This is story has not been finalised yet and it is not public. It has been made available to you for reviewing purposes only. Please do not share this story until it is public.

Animal Welfare

Recovering giants

Photographer Nando Azevedo visits an elephant orphanage in Sri Lanka to document the lives of these magnificent animals after they are rescued from illegal logging industry.

This story contains graphic content and viewers discretion is advised.

Captive elephants in Sri Lanka is a sad fact of life, one that is unlikely to change as Sri Lanka's roots are set deeply in tradition, still recovering from a 30 year long civil war and the Tsunami of 2004. The life of a captive elephant can be a miserable existence.

All captive elephants have owners, but owning an elephant is expensive, they eat a lot and need extra care when things go wrong but sadly lots of money can be earned from them also. Privately owned elephants hold a lot of value and status, some owners will simply keep an elephant chained in their gardens to show off their wealth. These elephants rarely receive the care they need as there are no elephant experts on site to ensure the physical and emotional needs of the elephants. These elephants will also be inherited in wills after the death of an owner and may be passed from a caring and knowledgeable owner to an ignorant and unskilled person.

Many elephant owners, led by politics, greed and a lack of education do not take responsibility for ensuring the proper care and treatment of their animals and leave it up to the Mahout to feed the elephant, as well as earn money to feed their own families. This puts the mahouts under an enormous amount of pressure and often elephant care slips as they struggle to survive. A captive elephant will rarely receive the social contact and interaction that they need to be happy, causing them psychological problems.

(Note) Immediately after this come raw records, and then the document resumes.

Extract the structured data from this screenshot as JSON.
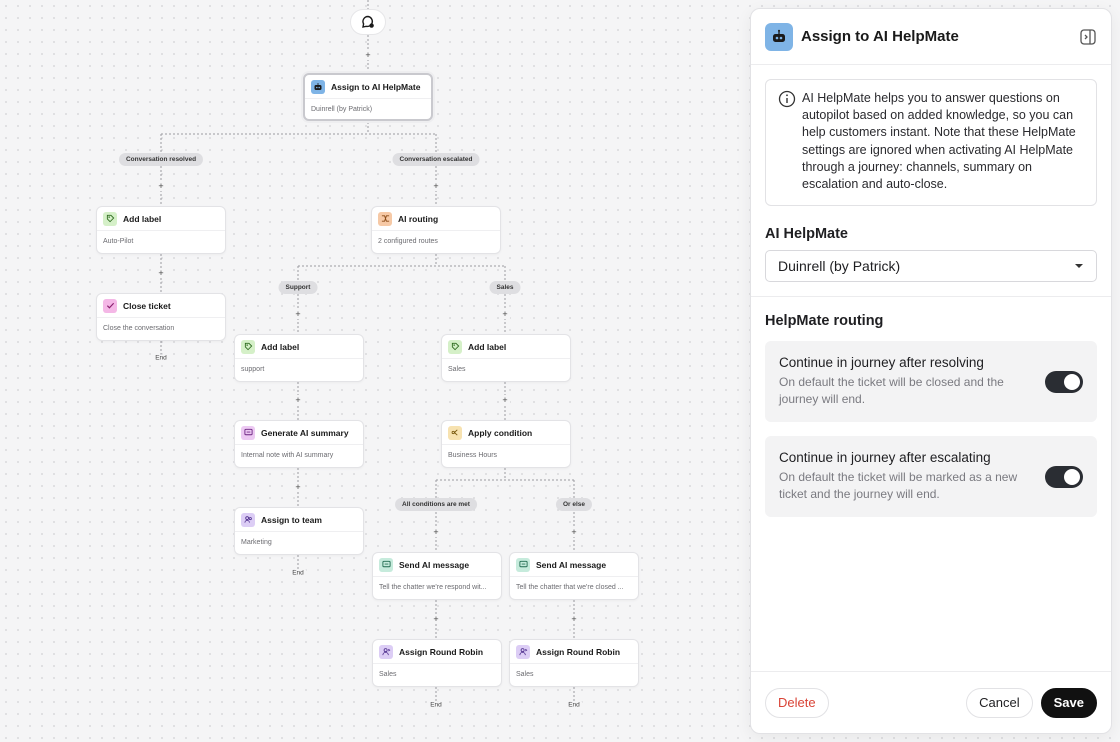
{
  "canvas": {
    "selected_node": {
      "title": "Assign to AI HelpMate",
      "subtitle": "Duinrell (by Patrick)"
    },
    "branches": {
      "resolved_label": "Conversation resolved",
      "escalated_label": "Conversation escalated",
      "support_label": "Support",
      "sales_label": "Sales",
      "conditions_met_label": "All conditions are met",
      "else_label": "Or else"
    },
    "nodes": {
      "add_label_autopilot": {
        "title": "Add label",
        "subtitle": "Auto-Pilot"
      },
      "ai_routing": {
        "title": "AI routing",
        "subtitle": "2 configured routes"
      },
      "close_ticket": {
        "title": "Close ticket",
        "subtitle": "Close the conversation"
      },
      "add_label_support": {
        "title": "Add label",
        "subtitle": "support"
      },
      "add_label_sales": {
        "title": "Add label",
        "subtitle": "Sales"
      },
      "generate_summary": {
        "title": "Generate AI summary",
        "subtitle": "Internal note with AI summary"
      },
      "apply_condition": {
        "title": "Apply condition",
        "subtitle": "Business Hours"
      },
      "assign_team": {
        "title": "Assign to team",
        "subtitle": "Marketing"
      },
      "send_ai_message_1": {
        "title": "Send AI message",
        "subtitle": "Tell the chatter we're respond wit..."
      },
      "send_ai_message_2": {
        "title": "Send AI message",
        "subtitle": "Tell the chatter that we're closed ..."
      },
      "round_robin_1": {
        "title": "Assign Round Robin",
        "subtitle": "Sales"
      },
      "round_robin_2": {
        "title": "Assign Round Robin",
        "subtitle": "Sales"
      }
    },
    "plus_symbol": "+",
    "end_label": "End"
  },
  "panel": {
    "title": "Assign to AI HelpMate",
    "info_text": "AI HelpMate helps you to answer questions on autopilot based on added knowledge, so you can help customers instant. Note that these HelpMate settings are ignored when activating AI HelpMate through a journey: channels, summary on escalation and auto-close.",
    "helpmate_label": "AI HelpMate",
    "helpmate_value": "Duinrell (by Patrick)",
    "routing_label": "HelpMate routing",
    "toggles": [
      {
        "title": "Continue in journey after resolving",
        "description": "On default the ticket will be closed and the journey will end.",
        "on": true
      },
      {
        "title": "Continue in journey after escalating",
        "description": "On default the ticket will be marked as a new ticket and the journey will end.",
        "on": true
      }
    ],
    "buttons": {
      "delete": "Delete",
      "cancel": "Cancel",
      "save": "Save"
    }
  },
  "colors": {
    "label_icon_bg": "#d5f0c8",
    "routing_icon_bg": "#f6c9a6",
    "close_icon_bg": "#f4b7e6",
    "summary_icon_bg": "#ecc9f2",
    "condition_icon_bg": "#f7e2b0",
    "message_icon_bg": "#c6ebdc",
    "team_icon_bg": "#dccdf5",
    "robot_bg": "#7fb4e6",
    "delete_text": "#d94336",
    "toggle_on": "#2a2d33"
  }
}
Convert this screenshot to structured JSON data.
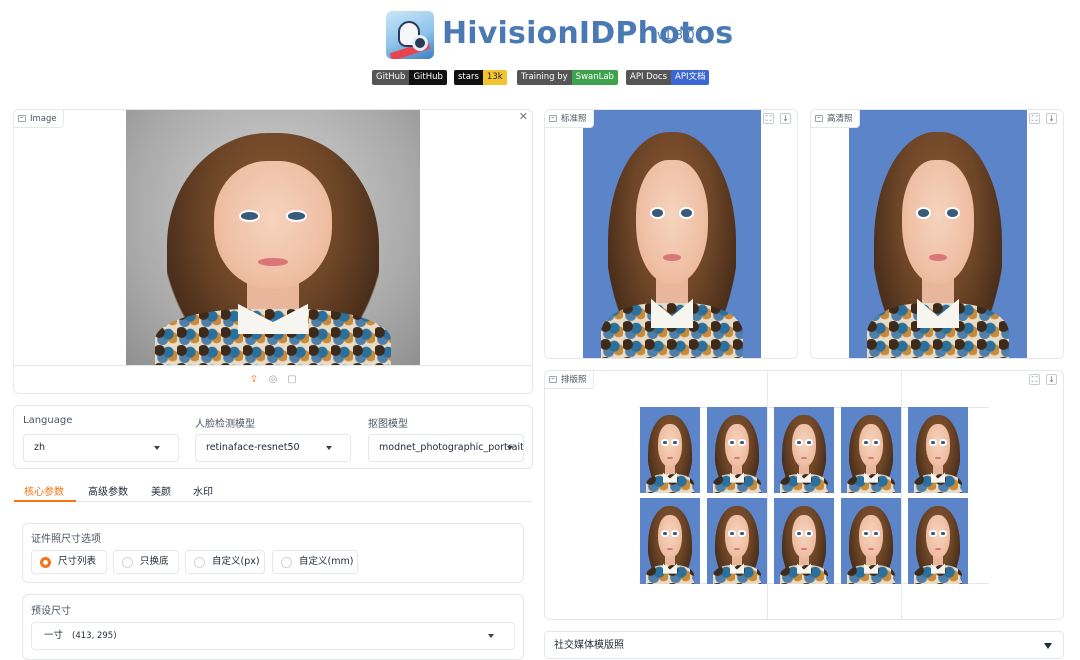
{
  "header": {
    "title": "HivisionIDPhotos",
    "version": "v1.3.0",
    "badges": [
      {
        "left": "GitHub",
        "right": "GitHub"
      },
      {
        "left": "stars",
        "right": "13k"
      },
      {
        "left": "Training by",
        "right": "SwanLab"
      },
      {
        "left": "API Docs",
        "right": "API文档"
      }
    ]
  },
  "input_panel": {
    "label": "Image",
    "close_glyph": "✕"
  },
  "upload_icons": [
    "upload-icon",
    "webcam-icon",
    "clipboard-icon"
  ],
  "outputs": {
    "standard": {
      "label": "标准照"
    },
    "hd": {
      "label": "高清照"
    },
    "layout": {
      "label": "排版照"
    }
  },
  "selectors": {
    "language": {
      "label": "Language",
      "value": "zh"
    },
    "face_model": {
      "label": "人脸检测模型",
      "value": "retinaface-resnet50"
    },
    "matting_model": {
      "label": "抠图模型",
      "value": "modnet_photographic_portrait"
    }
  },
  "tabs": [
    "核心参数",
    "高级参数",
    "美颜",
    "水印"
  ],
  "size_options": {
    "label": "证件照尺寸选项",
    "options": [
      "尺寸列表",
      "只换底",
      "自定义(px)",
      "自定义(mm)"
    ],
    "selected": "尺寸列表"
  },
  "preset": {
    "label": "预设尺寸",
    "value": "一寸",
    "dims": "(413, 295)"
  },
  "social": {
    "label": "社交媒体模版照"
  },
  "colors": {
    "accent": "#f97316",
    "title": "#4a79b4",
    "photo_bg": "#5b84c9"
  }
}
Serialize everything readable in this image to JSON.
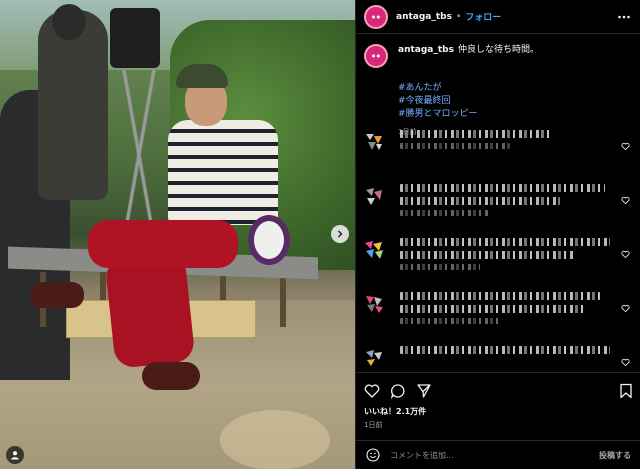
{
  "post": {
    "username": "antaga_tbs",
    "follow_label": "フォロー",
    "caption_text": "仲良しな待ち時間。",
    "hashtags": [
      "#あんたが",
      "#今夜最終回",
      "#勝男とマロッピー"
    ],
    "caption_time": "1日前",
    "likes": "いいね！2.1万件",
    "post_time": "1日前"
  },
  "comment_input": {
    "placeholder": "コメントを追加...",
    "post_label": "投稿する"
  },
  "colors": {
    "link_blue": "#4aa6f0",
    "hashtag_blue": "#78b0ff",
    "avatar_pink": "#d9287a",
    "background": "#000000"
  },
  "icons": [
    "user-tag-icon",
    "next-arrow-icon",
    "more-options-icon",
    "heart-icon",
    "comment-icon",
    "share-icon",
    "bookmark-icon",
    "emoji-icon"
  ]
}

The Millennium Elephant Foundation works in Sri Lanka rehabilitating captive elephant previously used in the logging industry. The organization fights to keep them in good conditions both physically and mentally. MEF has also been working continually to improve the treatment of elephants in Sri Lanka by providing a place of medical services and facilities.

"Being in the presence of these giants and watching them interact with their mahouts is something I won't ever forget. I hope my images help show the world how majestic they are and more people develop an interest in caring for them."
Nando Azevedo

The foundation provides an alternative to other elephant riding places, where elephants receive care with their individual mahout and the supporting team. They do not do heavy manual work and are well provided for with food, water and medical treatment. Regular exercise is good for the elephants and they have an enrichment program in place. The foundation also aims to help the elephant's wild counterparts and raise awareness on responsible tourism.

The upkeep of elephants can be quite expensive: the average expenses are 7000 rupees per day, per elephant, this covers elephant and mahout wages and elephant food. Times this by 8 and the costs add up to 56,000 rupees(that's around £300 or US$380) every day needed for the elephants. There is also the added and increasing expenses of medicines and daily vitamins and minerals.

With that in mind these images are being used to raise funds for the foundation and help spread awareness, giving these magnificent creatures a better chance in recovery.

Now it's your turn, keep the generosity wheel rolling

Please consider making a one-off or recurring donation to

Millennium Elephant Foundation

using the form below.

This story does not end here. Helping the

rescued elephants

will require your action too.

After sharing this story and helping spread awareness about their plight, you can:

-Donate to Milllennium Elephant Foundation on http://millenniumelephantfoundation.com/

-Adopt an elephant on Millennium's website

-Do not support exploitative animal tourism practices or circuses

This story was brought to you thanks to the good people at

Fairshots

and their commitment to

use photography as a catalyst for positive change.

#seethechange

Related stories